The Hefty “Costs” Of Not Following e-Discovery Best Practices - Part 1
Part 1 (read Part 2 here)
A significant cost award - £578,444.17, was handed down by the British High Court of Justice against MGA Entertainment after it notified the court that it missed producing approximately 84,000 disclosure documents three weeks prior to the start of trial in a patent claim brought against it by Cabo Concepts. In handing down the decision, the judge criticized both MGA and its legal representative, Fieldfisher, for not following e-discovery best practices.
At the heart of the issue was a dispute between the parties over the expertise of MGA’s in-house IT team. Counsel for Cabo Concepts accused Fieldfisher and its in-house document review provider, Condor Alternative Legal Solutions of “inadequate supervision of the e-disclosure process.” The court agreed noting that Fieldfisher “ought to have applied a more rigorous approach to examining the assurances from its client that it had the necessary expertise.”
The judge explained, “This lack of supervision appears to lie at the root of the problems that then occurred, not least because, as it turns out, MGA’s in-house IT team did not have the necessary levels of experience or knowledge of best practice required for the conduct of a substantial disclosure exercise of this type, involving in excess of 1 million documents.”
Of additional concern to the court was that Fieldfisher did not question the information they received from MGA as to the expertise of its IT team and nor did they instruct an e-disclosure expert (whether Condor or anyone else) to consider the approach that MGA intended to take to the identification and collection of documents and whether that approach was in accordance with best practice.

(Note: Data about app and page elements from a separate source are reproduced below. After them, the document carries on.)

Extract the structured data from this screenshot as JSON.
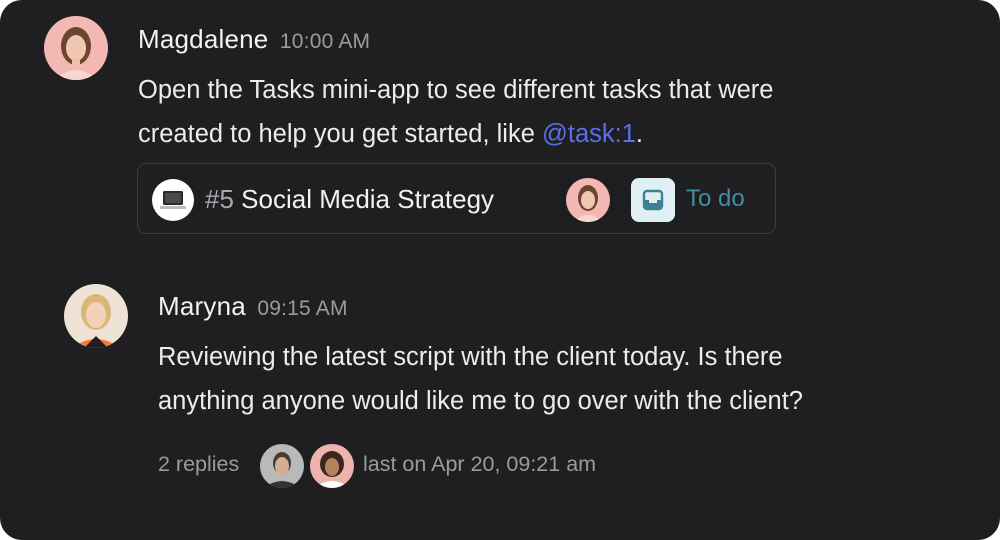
{
  "messages": [
    {
      "author": "Magdalene",
      "time": "10:00 AM",
      "line1": "Open the Tasks mini-app to see different tasks that were",
      "line2_prefix": "created to help you get started, like ",
      "mention": "@task:1",
      "line2_suffix": ".",
      "avatar": "magdalene-avatar"
    },
    {
      "author": "Maryna",
      "time": "09:15 AM",
      "line1": "Reviewing the latest script with the client today. Is there",
      "line2": "anything anyone would like me to go over with the client?",
      "avatar": "maryna-avatar"
    }
  ],
  "task_card": {
    "number": "#5",
    "title": "Social Media Strategy",
    "status": "To do",
    "icon": "laptop-icon",
    "status_icon": "inbox-tray-icon"
  },
  "thread": {
    "replies": "2 replies",
    "last": "last on Apr 20, 09:21 am"
  },
  "colors": {
    "background": "#1f1e20",
    "mention": "#5b6ee8",
    "status": "#3f8fa3",
    "status_bg": "#dff0f3"
  }
}
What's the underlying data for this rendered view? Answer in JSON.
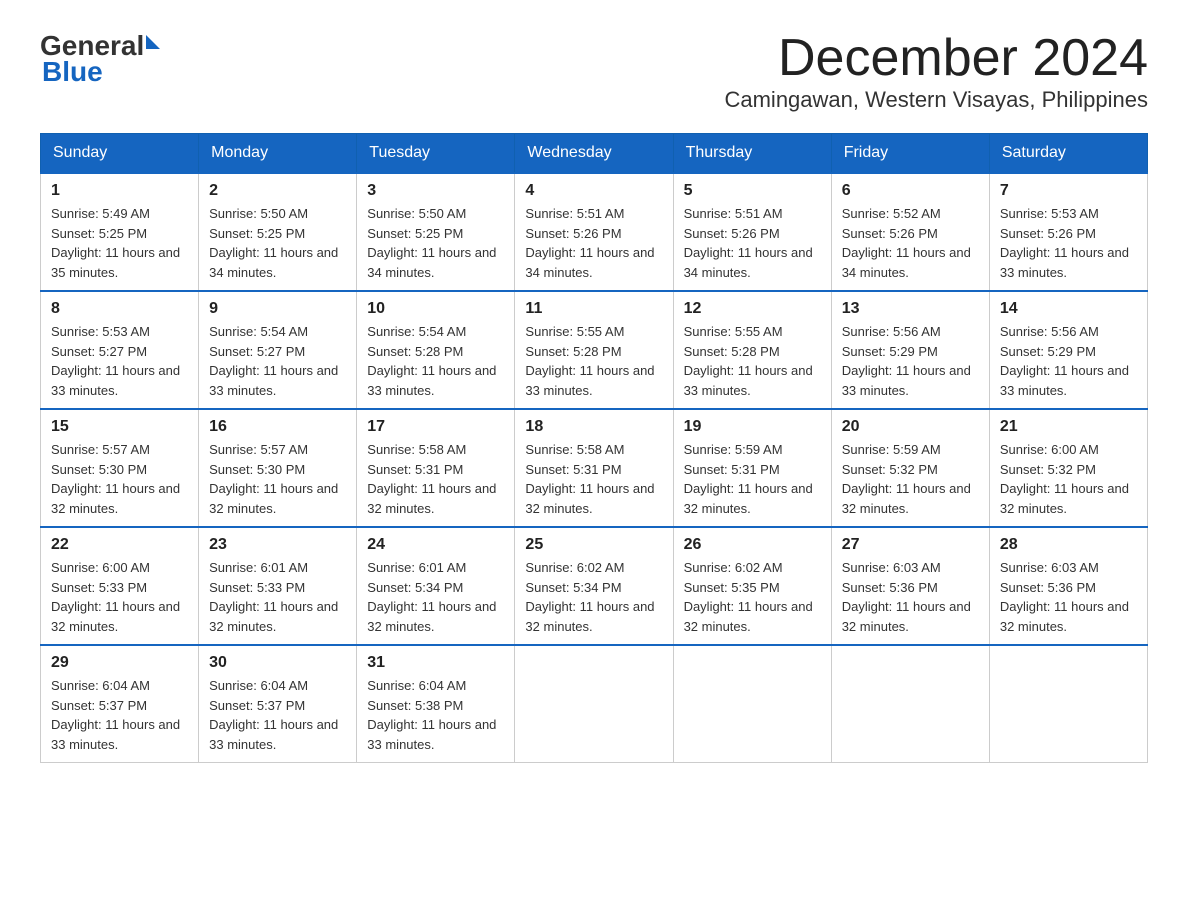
{
  "header": {
    "logo_general": "General",
    "logo_blue": "Blue",
    "month_title": "December 2024",
    "location": "Camingawan, Western Visayas, Philippines"
  },
  "weekdays": [
    "Sunday",
    "Monday",
    "Tuesday",
    "Wednesday",
    "Thursday",
    "Friday",
    "Saturday"
  ],
  "weeks": [
    [
      {
        "day": "1",
        "sunrise": "5:49 AM",
        "sunset": "5:25 PM",
        "daylight": "11 hours and 35 minutes."
      },
      {
        "day": "2",
        "sunrise": "5:50 AM",
        "sunset": "5:25 PM",
        "daylight": "11 hours and 34 minutes."
      },
      {
        "day": "3",
        "sunrise": "5:50 AM",
        "sunset": "5:25 PM",
        "daylight": "11 hours and 34 minutes."
      },
      {
        "day": "4",
        "sunrise": "5:51 AM",
        "sunset": "5:26 PM",
        "daylight": "11 hours and 34 minutes."
      },
      {
        "day": "5",
        "sunrise": "5:51 AM",
        "sunset": "5:26 PM",
        "daylight": "11 hours and 34 minutes."
      },
      {
        "day": "6",
        "sunrise": "5:52 AM",
        "sunset": "5:26 PM",
        "daylight": "11 hours and 34 minutes."
      },
      {
        "day": "7",
        "sunrise": "5:53 AM",
        "sunset": "5:26 PM",
        "daylight": "11 hours and 33 minutes."
      }
    ],
    [
      {
        "day": "8",
        "sunrise": "5:53 AM",
        "sunset": "5:27 PM",
        "daylight": "11 hours and 33 minutes."
      },
      {
        "day": "9",
        "sunrise": "5:54 AM",
        "sunset": "5:27 PM",
        "daylight": "11 hours and 33 minutes."
      },
      {
        "day": "10",
        "sunrise": "5:54 AM",
        "sunset": "5:28 PM",
        "daylight": "11 hours and 33 minutes."
      },
      {
        "day": "11",
        "sunrise": "5:55 AM",
        "sunset": "5:28 PM",
        "daylight": "11 hours and 33 minutes."
      },
      {
        "day": "12",
        "sunrise": "5:55 AM",
        "sunset": "5:28 PM",
        "daylight": "11 hours and 33 minutes."
      },
      {
        "day": "13",
        "sunrise": "5:56 AM",
        "sunset": "5:29 PM",
        "daylight": "11 hours and 33 minutes."
      },
      {
        "day": "14",
        "sunrise": "5:56 AM",
        "sunset": "5:29 PM",
        "daylight": "11 hours and 33 minutes."
      }
    ],
    [
      {
        "day": "15",
        "sunrise": "5:57 AM",
        "sunset": "5:30 PM",
        "daylight": "11 hours and 32 minutes."
      },
      {
        "day": "16",
        "sunrise": "5:57 AM",
        "sunset": "5:30 PM",
        "daylight": "11 hours and 32 minutes."
      },
      {
        "day": "17",
        "sunrise": "5:58 AM",
        "sunset": "5:31 PM",
        "daylight": "11 hours and 32 minutes."
      },
      {
        "day": "18",
        "sunrise": "5:58 AM",
        "sunset": "5:31 PM",
        "daylight": "11 hours and 32 minutes."
      },
      {
        "day": "19",
        "sunrise": "5:59 AM",
        "sunset": "5:31 PM",
        "daylight": "11 hours and 32 minutes."
      },
      {
        "day": "20",
        "sunrise": "5:59 AM",
        "sunset": "5:32 PM",
        "daylight": "11 hours and 32 minutes."
      },
      {
        "day": "21",
        "sunrise": "6:00 AM",
        "sunset": "5:32 PM",
        "daylight": "11 hours and 32 minutes."
      }
    ],
    [
      {
        "day": "22",
        "sunrise": "6:00 AM",
        "sunset": "5:33 PM",
        "daylight": "11 hours and 32 minutes."
      },
      {
        "day": "23",
        "sunrise": "6:01 AM",
        "sunset": "5:33 PM",
        "daylight": "11 hours and 32 minutes."
      },
      {
        "day": "24",
        "sunrise": "6:01 AM",
        "sunset": "5:34 PM",
        "daylight": "11 hours and 32 minutes."
      },
      {
        "day": "25",
        "sunrise": "6:02 AM",
        "sunset": "5:34 PM",
        "daylight": "11 hours and 32 minutes."
      },
      {
        "day": "26",
        "sunrise": "6:02 AM",
        "sunset": "5:35 PM",
        "daylight": "11 hours and 32 minutes."
      },
      {
        "day": "27",
        "sunrise": "6:03 AM",
        "sunset": "5:36 PM",
        "daylight": "11 hours and 32 minutes."
      },
      {
        "day": "28",
        "sunrise": "6:03 AM",
        "sunset": "5:36 PM",
        "daylight": "11 hours and 32 minutes."
      }
    ],
    [
      {
        "day": "29",
        "sunrise": "6:04 AM",
        "sunset": "5:37 PM",
        "daylight": "11 hours and 33 minutes."
      },
      {
        "day": "30",
        "sunrise": "6:04 AM",
        "sunset": "5:37 PM",
        "daylight": "11 hours and 33 minutes."
      },
      {
        "day": "31",
        "sunrise": "6:04 AM",
        "sunset": "5:38 PM",
        "daylight": "11 hours and 33 minutes."
      },
      null,
      null,
      null,
      null
    ]
  ]
}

Smith J stated in her judgment that the identification of an email that was not disclosed should have, a the very least, prompted the law firm to re-run that data collection. The court noted that given Fieldfisher’s responsibility to ensure the preservation of data, it ought to have been aware of the detail of the litigation holds put in place by their client and, if it had, there would have been no question of forming the view that the re-run might not reveal the missing email.
The judge ordered that Cabo should have its costs on account in the amount of 45% of its total legal costs incurred in preparation for the trial. As the total cost of the preparation was £1,285,431.49, MGA Entertainment was ordered to pay Cabo £578,444.17.
Courts are consistently holding up e-discovery best practices as the standard to which counsel and parties in a litigation must adhere to. It is clear from this decision that courts expect legal advisors to have the expertise to advise their clients on the e-discovery process or at minimum to diligently supervise external vendors with appropriate expertise. The decision also highlighted the potential risks of having internal IT teams lead the e-discovery process when it may not be IT’s true area of expertise. Data identification, collection, processing and analysis can be tricky. Not having the right expertise in place can clearly be a costly mistake.